"In general, this is an excellent sequel. If you are a fan of the original, I guarantee that you will love this even more"

Three years after the success of the first outing for the Barden Bellas, Brownstone Pictures has brought us another hilarious instalment which will have you singing the soundtrack for months to come.

Pitch Perfect 2 sees the Bellas cast out from their role as the top acapella group in America after a particularly humiliating performance at the Lincoln Center. In order to restore their position (and their dignity) they must enter and win an international competition that no American Group has ever won before.

With Elizabeth Banks in her new role as director, as well as actor and producer, I can only imagine the pressure she must have felt to live up to the massive popularity of the first film. The good news is that they pulled it off -- everything is bigger and better in this film.

Part of the draw from the last film was the humour; a mixture of flat out silly, dark and just plain offensive laughs, which are not to everyone’s taste. But for me, it takes me back to some of the classic English comedies I grew up with. Yes, some of the jokes are pretty low brow and yes, they do offend everyone, but here-in lies the beauty of it. They do not victimise one group of people; no-one is singled out. Everyone is open to ridicule and everyone is ridiculed, including themselves. A prime example of this is a particularly funny scene (seen, in part, in the trailer) where the Bellas are discussing their chances in the international competition and it is left to acapella pundits Gail (Elizabeth Banks) and John (John Michael Higgins) to explain why no American has won the competition before. In short, it’s because “Everybody hates us”.

The musical numbers have stepped up a notch since the last instalment and now they’re more complex and dramatic. Particular credit must be given to the German group “Das Sound Machine” headed by Kommissar (Birgitte Hjort Sørensen) and Pieter Krämer (Flula Borg). Their musical performances are spot on, creating real intimidation for the Barden Bellas and Kommissar and Pieter are a brilliant double act with Pieter running his mouth, hilariously ridiculing the Bellas as Kommissar stands by with an almost perpetual look of disgust on her face.
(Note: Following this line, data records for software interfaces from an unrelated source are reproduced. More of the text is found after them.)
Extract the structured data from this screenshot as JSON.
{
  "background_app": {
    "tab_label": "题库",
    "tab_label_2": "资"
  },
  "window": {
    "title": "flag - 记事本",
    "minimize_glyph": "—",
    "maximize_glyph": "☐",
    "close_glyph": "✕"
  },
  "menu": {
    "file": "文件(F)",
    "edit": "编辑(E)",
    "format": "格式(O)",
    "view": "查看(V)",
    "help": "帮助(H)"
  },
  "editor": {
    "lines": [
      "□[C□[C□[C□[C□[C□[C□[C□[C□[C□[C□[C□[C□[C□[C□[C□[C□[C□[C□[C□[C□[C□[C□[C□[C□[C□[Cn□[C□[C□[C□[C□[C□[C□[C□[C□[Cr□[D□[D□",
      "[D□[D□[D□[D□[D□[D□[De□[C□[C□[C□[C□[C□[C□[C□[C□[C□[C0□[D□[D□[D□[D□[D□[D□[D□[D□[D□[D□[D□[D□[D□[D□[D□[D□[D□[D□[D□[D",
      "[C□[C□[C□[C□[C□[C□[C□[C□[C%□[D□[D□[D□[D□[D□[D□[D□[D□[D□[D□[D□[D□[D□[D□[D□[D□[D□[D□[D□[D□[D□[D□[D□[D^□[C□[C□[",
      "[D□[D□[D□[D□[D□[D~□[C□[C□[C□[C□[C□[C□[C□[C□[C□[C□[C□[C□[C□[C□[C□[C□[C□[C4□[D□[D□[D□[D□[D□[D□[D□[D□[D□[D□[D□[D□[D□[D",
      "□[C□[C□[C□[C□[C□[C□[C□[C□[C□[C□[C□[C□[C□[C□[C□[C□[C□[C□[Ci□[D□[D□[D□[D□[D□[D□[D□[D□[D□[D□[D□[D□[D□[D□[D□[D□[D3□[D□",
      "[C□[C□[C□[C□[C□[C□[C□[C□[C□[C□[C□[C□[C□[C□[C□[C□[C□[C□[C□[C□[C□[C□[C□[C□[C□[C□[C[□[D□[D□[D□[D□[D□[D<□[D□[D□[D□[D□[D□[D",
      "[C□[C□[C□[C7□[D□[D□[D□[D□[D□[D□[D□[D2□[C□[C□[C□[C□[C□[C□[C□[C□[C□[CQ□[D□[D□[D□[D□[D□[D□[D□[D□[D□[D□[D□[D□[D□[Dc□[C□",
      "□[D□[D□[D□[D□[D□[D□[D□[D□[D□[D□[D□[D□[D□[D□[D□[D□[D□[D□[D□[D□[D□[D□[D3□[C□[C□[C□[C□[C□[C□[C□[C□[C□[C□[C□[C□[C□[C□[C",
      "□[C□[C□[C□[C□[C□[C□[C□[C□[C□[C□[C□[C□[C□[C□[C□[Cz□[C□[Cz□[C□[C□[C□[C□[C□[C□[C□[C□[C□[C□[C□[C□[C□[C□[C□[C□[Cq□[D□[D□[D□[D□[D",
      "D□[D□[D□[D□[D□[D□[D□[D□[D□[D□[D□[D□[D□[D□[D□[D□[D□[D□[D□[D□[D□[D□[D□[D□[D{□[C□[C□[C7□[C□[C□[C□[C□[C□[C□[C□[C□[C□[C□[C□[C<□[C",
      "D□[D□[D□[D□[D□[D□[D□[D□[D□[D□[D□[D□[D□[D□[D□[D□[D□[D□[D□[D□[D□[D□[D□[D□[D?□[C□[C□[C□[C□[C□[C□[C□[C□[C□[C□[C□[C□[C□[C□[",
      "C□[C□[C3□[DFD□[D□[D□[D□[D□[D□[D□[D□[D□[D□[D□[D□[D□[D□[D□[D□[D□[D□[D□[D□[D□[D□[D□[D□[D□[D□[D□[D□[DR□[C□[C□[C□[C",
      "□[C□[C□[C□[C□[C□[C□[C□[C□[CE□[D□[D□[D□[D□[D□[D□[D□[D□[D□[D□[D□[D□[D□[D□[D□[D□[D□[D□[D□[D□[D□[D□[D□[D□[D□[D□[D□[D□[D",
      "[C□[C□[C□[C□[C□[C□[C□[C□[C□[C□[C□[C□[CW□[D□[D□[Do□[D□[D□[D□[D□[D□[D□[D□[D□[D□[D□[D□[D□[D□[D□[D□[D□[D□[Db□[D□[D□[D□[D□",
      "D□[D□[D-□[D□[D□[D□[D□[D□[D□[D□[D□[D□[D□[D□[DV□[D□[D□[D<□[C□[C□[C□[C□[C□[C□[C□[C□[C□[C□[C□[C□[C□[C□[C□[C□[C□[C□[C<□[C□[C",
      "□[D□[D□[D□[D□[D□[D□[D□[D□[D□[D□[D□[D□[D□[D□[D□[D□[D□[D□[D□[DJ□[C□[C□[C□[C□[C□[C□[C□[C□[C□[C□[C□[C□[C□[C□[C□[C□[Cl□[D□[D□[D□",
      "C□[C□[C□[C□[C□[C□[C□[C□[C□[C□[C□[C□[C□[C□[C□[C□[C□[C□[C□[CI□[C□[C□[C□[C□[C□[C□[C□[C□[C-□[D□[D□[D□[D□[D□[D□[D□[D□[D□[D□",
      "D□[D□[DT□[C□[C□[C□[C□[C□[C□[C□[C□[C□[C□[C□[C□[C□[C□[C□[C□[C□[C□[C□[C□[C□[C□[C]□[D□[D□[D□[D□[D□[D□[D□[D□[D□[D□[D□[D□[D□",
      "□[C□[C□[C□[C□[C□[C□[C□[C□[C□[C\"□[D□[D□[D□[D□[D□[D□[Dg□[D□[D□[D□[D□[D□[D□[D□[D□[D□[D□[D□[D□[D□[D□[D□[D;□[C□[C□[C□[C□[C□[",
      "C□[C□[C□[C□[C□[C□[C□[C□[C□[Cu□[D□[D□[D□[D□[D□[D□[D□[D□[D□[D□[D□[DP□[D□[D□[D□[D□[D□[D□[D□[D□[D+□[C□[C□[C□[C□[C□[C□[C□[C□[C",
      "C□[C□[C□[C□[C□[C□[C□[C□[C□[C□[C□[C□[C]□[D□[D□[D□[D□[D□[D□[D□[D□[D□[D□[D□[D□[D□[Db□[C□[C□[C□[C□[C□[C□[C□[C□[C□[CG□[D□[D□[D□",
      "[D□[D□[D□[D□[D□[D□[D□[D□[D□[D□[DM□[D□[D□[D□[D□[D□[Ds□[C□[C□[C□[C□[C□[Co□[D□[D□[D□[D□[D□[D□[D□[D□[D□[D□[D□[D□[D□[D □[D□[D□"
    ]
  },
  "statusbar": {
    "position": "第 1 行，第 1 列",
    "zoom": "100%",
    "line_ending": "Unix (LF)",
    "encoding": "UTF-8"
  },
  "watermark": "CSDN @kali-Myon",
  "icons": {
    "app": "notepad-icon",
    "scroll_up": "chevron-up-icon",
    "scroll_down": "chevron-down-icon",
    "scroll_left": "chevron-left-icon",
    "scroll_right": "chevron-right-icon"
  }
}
The characters are stereotypically German but are given enough of an upper hand that it does not feel like they are being picked on.

There is an abundance of star cameos, clearly drawn by the popularity of the first film, each used to perfection. Although some have been hinted at in the trailer, there are a few that you just will not see coming. As for the few new major players, Hailee Steinfeld is suitably adorable as Emily, the new Bella recruit, who’s another great singing talent that I was not aware of. Beca’s boss is played by Keegan-Michael Key, bringing a side-splitting distraction to the main storyline. Full of energy and ridiculously quick-wit, he is a joy to watch and an excellent commentary on the sometimes ludicrous behaviour of the modern music industry.

My one gripe would be the lack of Beca (Anna Kendrick) in this film. Despite being touted as the lead in both films she is conspicuously missing from a lot of the main storyline. When she does appear, she lacks the energy of the other girls, highlighted by the force of nature that is Rebel Wilson as Fat Amy. Luckily, the energy and verve of the other girls make up for this deficit and the film does not suffer too much because of it.

In general, this is an excellent sequel. If you are a fan of the original, I guarantee that you will love this even more. If you’ve never watched it before, what the hell have you been doing?! Seriously though, take your friends, head out to a cinema and prepare to spurt Sprite out of your nose with the laughter that occurs every other minute.